TASK TO CARRY OUT. Filter these entries down to lines holding "promotion".

SOURCE DATA.
============

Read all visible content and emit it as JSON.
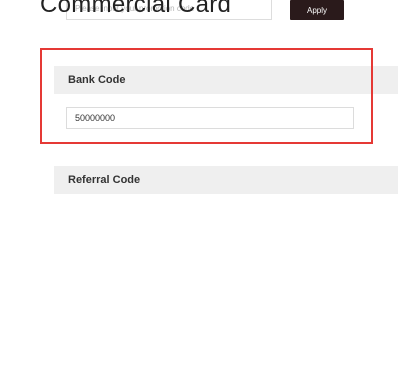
{
  "overlay_title": "Commercial Card",
  "promotion": {
    "placeholder": "Please input your promotion code",
    "apply_label": "Apply"
  },
  "bank_code": {
    "label": "Bank Code",
    "value": "50000000"
  },
  "referral_code": {
    "label": "Referral Code"
  },
  "colors": {
    "highlight": "#e53935",
    "apply_button": "#2a1a1b",
    "section_background": "#efefef"
  }
}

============

TASK RESPONSE.
  "promotion": {
    "placeholder": "Please input your promotion code",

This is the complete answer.